**AIM OF THE EXERCISE**. Report each line of the records below that holds the word "Suosittua".

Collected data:
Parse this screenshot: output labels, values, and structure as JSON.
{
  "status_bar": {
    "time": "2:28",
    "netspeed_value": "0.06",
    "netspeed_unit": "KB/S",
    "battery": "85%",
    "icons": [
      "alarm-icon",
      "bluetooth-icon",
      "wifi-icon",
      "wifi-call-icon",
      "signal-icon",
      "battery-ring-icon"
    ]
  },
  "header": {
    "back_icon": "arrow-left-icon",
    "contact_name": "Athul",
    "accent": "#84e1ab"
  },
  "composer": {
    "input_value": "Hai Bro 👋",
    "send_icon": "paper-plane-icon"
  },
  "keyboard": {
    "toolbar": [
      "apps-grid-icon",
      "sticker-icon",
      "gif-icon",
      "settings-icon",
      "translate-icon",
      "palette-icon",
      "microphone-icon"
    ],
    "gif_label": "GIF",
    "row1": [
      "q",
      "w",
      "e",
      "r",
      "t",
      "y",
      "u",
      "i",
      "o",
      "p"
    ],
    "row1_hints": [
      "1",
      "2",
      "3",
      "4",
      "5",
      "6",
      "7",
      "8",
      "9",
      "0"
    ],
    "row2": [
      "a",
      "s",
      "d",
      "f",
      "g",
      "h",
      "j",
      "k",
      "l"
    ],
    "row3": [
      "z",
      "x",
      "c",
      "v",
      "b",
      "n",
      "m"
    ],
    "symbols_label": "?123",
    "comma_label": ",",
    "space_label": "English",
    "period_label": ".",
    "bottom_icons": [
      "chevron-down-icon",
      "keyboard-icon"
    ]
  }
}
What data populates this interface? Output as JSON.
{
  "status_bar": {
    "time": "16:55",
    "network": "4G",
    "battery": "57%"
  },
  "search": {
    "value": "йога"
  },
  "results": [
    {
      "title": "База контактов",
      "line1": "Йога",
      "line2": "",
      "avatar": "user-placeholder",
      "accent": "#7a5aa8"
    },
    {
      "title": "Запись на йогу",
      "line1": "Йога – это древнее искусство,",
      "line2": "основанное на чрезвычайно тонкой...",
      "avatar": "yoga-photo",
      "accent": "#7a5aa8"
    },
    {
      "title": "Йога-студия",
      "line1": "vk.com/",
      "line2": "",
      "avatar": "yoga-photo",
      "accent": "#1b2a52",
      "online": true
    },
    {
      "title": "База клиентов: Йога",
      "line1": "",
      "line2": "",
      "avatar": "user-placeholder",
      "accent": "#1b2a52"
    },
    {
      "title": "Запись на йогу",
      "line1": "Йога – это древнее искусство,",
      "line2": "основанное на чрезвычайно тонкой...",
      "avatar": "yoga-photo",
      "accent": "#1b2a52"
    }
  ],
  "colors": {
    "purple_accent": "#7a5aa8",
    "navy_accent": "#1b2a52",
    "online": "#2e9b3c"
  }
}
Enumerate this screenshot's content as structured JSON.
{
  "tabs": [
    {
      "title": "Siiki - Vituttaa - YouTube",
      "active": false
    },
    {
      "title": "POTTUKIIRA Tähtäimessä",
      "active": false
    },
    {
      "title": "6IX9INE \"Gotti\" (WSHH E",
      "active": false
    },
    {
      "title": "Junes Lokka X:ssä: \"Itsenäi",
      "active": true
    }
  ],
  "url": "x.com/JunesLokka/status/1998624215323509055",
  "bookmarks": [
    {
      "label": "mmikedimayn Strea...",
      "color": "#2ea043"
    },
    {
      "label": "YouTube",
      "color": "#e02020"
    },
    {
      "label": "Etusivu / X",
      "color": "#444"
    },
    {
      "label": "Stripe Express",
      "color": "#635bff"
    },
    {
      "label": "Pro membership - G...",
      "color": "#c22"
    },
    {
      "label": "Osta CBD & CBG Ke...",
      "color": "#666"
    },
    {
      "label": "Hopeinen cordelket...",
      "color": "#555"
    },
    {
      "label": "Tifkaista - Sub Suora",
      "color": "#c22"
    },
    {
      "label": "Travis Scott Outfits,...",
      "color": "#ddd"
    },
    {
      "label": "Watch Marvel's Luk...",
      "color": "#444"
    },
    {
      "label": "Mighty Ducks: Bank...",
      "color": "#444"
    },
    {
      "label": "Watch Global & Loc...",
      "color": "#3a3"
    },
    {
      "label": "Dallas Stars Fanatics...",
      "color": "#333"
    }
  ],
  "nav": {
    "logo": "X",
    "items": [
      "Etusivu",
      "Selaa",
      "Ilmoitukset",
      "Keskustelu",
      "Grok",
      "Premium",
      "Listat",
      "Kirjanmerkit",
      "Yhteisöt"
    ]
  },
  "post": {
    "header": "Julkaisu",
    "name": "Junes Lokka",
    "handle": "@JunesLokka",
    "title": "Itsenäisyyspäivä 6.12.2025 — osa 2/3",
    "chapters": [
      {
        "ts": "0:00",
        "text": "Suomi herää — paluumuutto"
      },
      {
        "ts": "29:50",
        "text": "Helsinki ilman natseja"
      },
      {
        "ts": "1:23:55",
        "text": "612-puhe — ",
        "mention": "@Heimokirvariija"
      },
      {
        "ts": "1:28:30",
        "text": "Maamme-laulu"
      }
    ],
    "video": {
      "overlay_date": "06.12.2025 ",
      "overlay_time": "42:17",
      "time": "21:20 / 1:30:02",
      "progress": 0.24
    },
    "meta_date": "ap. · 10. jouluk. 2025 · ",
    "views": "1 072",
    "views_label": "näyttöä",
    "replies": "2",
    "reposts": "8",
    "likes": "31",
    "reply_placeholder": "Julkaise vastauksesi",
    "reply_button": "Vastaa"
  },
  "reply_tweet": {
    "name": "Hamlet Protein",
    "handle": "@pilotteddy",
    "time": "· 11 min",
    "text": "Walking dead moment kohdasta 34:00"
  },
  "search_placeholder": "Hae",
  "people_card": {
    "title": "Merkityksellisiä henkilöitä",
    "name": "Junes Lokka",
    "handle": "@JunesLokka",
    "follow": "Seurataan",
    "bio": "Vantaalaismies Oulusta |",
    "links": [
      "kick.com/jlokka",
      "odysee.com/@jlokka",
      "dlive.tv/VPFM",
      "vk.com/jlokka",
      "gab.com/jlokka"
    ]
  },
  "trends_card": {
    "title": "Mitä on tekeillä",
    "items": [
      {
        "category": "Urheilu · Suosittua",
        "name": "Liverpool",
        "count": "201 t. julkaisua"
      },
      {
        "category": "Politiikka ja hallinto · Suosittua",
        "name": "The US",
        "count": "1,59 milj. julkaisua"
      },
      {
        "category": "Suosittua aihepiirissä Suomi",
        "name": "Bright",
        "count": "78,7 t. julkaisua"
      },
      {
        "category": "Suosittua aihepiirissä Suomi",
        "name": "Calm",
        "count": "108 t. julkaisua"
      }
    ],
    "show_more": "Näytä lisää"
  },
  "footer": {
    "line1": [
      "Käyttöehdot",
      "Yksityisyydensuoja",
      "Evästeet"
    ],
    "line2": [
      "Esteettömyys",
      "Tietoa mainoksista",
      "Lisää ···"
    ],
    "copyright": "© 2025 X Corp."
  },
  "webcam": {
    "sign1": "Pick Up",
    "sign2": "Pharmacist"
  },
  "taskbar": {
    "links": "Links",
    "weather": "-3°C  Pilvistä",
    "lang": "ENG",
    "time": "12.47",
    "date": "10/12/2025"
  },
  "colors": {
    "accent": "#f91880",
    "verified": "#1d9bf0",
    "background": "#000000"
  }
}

**SOLVED PROBLEM**.
        "category": "Urheilu · Suosittua",
        "category": "Politiikka ja hallinto · Suosittua",
        "category": "Suosittua aihepiirissä Suomi",
        "category": "Suosittua aihepiirissä Suomi",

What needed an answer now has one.